I thought he had seemed “down” but he had hidden it well from me. He had been more honest with his partner.
None of us had assessed just how bad his depression was. Not even the doctor.
What strikes me is that whilst this is all building up – whether someone seeks help or not – the response never seems to be what you would classify as an emergency response.
I would like to be corrected on this but it seems that most people are sent away to continue to self manage the issue.
The author of the comment on the previous blog criticises me for thinking that by being suicidal it automatically makes someone “ill.”
I don’t think I have ever said this exactly and I have learned that this does not seem to be the case.
Trying to loosely categorise suicidal people has led me devise this, very unscientific, list:
1: truly suicidal
2: potentially suicidal
4: cry for help
5: attention seeking
6: drunk and 1-5
How do you determine between them? How can Crisis Teams take such a different risk assessment on the same facts than the police will take.
How do you determine the difference between 1 and 5 or 6 if both are hanging over the edge of a bridge?
Ultimately the police (and ambulance / fire) are most likely to be the services dealing with such a situation.
Which takes us back to training. With the exception of trained negotiators, police officers have had no suicide intervention training and there is nothing within the police service which provides any form of after care for a suicidal person. There is no “suicide intervention” department. We crisis manage and then refer back to the health service.
There are charities and voluntary services out there who can help but I don’t think we have really and properly tapped into their resources.
Another stark difference can be found when you look at what happens if someone calls the police and says they are suicidal and if someone calls The Samaritans and says the same thing.
The Samaritans are a charity and are not beholden to Article 2 of the Human Rights Act of course but their staff are probably a damn site more effectively trained to deal with a suicidal caller than a police call taker.
Police response is to send a unit. The Samaritans don’t do that.
The upshot of all this, it would seem, is that the only organisation who routinely and consistently treat a “suicidal” caller as presenting an immediate high risk are – the police.
Why is this? Have the police become so risk averse that they daren’t do anything else? Is the health service not taking risk assessment seriously?
Is it because the police have been so heavily and scrutinised and criticised where things have not ended well?
Has this level of scrutiny and criticism ever been equally applied to mental health teams?
Is there as effective and intrusive a body as the IPCC looking into possible shortfalls in the Health Service?
If there isn’t – shouldn’t there be?

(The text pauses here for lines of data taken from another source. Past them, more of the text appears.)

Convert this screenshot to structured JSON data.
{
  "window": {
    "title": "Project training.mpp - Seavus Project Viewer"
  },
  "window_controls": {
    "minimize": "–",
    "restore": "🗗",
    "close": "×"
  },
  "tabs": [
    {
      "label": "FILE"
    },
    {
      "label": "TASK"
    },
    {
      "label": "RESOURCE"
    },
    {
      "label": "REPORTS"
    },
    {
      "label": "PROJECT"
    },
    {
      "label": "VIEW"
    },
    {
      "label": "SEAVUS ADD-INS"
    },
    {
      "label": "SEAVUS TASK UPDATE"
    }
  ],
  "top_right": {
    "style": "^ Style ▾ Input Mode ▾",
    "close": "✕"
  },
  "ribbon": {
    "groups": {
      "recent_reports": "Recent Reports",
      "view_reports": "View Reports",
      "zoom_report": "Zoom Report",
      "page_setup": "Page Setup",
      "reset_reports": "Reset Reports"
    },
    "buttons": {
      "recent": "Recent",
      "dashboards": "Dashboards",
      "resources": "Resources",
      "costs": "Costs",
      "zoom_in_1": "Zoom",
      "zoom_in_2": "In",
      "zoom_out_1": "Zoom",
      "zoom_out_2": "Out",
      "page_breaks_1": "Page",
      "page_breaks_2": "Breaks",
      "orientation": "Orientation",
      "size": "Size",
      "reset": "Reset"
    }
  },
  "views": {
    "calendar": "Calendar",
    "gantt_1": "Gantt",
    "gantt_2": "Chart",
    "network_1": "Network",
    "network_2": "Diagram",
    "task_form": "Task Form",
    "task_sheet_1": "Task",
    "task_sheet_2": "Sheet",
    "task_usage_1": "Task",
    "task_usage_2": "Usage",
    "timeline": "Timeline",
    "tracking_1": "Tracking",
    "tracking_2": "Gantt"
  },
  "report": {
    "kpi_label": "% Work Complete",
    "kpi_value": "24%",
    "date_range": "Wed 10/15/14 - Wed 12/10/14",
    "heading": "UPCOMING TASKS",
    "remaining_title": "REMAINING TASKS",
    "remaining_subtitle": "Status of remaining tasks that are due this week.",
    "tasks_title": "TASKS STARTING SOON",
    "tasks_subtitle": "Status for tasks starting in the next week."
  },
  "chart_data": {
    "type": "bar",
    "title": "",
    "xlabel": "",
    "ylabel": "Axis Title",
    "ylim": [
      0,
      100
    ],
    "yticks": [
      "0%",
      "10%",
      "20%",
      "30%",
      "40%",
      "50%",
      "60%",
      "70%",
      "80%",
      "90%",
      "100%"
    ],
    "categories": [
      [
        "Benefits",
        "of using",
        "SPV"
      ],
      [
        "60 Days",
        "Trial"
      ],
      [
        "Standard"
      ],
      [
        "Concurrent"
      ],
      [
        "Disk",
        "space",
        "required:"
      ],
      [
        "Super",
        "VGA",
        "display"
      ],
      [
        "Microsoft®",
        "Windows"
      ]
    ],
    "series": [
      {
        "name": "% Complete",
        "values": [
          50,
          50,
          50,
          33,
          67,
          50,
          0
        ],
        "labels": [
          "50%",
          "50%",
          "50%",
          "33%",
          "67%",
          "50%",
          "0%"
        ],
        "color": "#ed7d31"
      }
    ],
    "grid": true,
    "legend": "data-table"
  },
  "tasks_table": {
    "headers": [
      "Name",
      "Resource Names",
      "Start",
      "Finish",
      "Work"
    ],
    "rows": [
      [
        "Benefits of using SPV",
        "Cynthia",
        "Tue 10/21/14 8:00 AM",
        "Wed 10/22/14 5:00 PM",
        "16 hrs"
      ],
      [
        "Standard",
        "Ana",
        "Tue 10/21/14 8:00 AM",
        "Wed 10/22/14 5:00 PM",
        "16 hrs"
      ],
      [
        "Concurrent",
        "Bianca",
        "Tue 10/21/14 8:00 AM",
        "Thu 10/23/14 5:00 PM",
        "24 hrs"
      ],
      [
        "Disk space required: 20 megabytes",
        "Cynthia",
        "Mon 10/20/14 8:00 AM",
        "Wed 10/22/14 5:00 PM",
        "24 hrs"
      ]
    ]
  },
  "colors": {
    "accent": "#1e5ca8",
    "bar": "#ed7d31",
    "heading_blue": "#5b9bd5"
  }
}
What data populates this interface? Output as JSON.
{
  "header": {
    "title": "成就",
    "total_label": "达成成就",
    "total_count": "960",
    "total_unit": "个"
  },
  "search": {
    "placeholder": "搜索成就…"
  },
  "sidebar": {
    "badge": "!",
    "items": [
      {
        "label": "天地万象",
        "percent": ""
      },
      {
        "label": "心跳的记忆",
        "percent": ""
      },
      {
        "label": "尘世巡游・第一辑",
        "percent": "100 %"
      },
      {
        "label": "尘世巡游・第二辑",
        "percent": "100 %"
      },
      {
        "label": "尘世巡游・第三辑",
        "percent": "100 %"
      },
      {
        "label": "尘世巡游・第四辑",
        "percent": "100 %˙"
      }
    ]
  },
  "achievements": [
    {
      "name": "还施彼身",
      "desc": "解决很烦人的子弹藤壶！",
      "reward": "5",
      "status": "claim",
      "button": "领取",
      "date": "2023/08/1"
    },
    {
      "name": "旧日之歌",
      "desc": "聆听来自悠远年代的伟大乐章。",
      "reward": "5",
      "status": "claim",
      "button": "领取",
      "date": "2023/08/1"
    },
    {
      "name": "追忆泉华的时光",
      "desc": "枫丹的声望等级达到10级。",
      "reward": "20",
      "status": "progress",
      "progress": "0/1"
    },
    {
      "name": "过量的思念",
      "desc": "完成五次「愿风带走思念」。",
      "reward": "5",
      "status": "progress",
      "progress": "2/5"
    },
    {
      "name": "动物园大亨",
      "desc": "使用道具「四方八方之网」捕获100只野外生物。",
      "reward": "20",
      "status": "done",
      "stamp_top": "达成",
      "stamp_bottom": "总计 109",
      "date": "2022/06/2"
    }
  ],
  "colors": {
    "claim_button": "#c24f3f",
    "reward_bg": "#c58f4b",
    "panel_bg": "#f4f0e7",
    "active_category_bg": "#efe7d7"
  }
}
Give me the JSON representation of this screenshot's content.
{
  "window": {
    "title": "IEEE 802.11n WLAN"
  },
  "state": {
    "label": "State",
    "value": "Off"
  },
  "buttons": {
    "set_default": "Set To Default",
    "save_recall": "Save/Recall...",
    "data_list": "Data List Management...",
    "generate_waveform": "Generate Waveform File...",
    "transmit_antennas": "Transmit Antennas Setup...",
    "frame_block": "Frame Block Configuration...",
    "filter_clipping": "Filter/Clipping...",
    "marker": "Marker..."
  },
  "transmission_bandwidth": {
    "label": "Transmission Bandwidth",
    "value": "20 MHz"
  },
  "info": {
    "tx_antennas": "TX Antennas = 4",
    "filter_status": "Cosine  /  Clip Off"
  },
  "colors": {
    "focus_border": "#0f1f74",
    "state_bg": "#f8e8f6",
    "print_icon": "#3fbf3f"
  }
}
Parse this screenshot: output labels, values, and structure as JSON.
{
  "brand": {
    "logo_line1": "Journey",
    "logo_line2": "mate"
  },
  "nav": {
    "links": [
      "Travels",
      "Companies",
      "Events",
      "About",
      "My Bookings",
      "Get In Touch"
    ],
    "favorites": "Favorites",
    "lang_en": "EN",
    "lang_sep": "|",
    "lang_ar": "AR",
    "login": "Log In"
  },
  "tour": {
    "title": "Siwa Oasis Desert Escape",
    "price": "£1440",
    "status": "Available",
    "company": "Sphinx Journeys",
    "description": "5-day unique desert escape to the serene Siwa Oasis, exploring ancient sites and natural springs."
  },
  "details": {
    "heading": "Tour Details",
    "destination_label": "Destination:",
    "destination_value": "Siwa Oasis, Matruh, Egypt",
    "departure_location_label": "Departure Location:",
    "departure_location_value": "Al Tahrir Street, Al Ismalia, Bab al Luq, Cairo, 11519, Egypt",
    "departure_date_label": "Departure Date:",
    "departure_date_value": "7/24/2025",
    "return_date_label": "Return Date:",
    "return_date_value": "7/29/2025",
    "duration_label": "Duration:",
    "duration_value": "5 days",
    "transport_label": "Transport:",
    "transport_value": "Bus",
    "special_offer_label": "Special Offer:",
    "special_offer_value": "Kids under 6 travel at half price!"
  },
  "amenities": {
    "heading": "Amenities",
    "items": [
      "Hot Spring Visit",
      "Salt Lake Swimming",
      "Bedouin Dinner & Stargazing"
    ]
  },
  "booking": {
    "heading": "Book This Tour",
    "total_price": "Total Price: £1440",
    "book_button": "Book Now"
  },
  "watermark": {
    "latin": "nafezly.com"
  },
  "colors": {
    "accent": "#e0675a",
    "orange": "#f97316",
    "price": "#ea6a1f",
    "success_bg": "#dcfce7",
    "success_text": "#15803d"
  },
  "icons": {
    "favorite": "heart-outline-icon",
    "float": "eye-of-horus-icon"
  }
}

It all comes back to the question I posed in “Whose Line is it Anyway?” – if it isn’t a medical issue and the police have no powers or training to deal with it then who should take primacy in dealing with suicide intervention?
Put it it another way – why do we expect an agency with no powers or training or support services in suicide intervention to deal with suicide intervention?
This really isn’t computing with me and the more I think about it the more confused I get.
How can one agency say “this person is drunk and we aren’t helping” whilst another is left standing there thinking “What do we do now? We can’t just leave.”
Should police “just leave” after making a number of sensible calls for advice and assistance.
I am pretty sure that the subject of suicide intervention is probably worthy of a national summit. A national summit involving all interested agencies and charities.
Would anyone in a position of authority like to organise one because this needs thrashing out?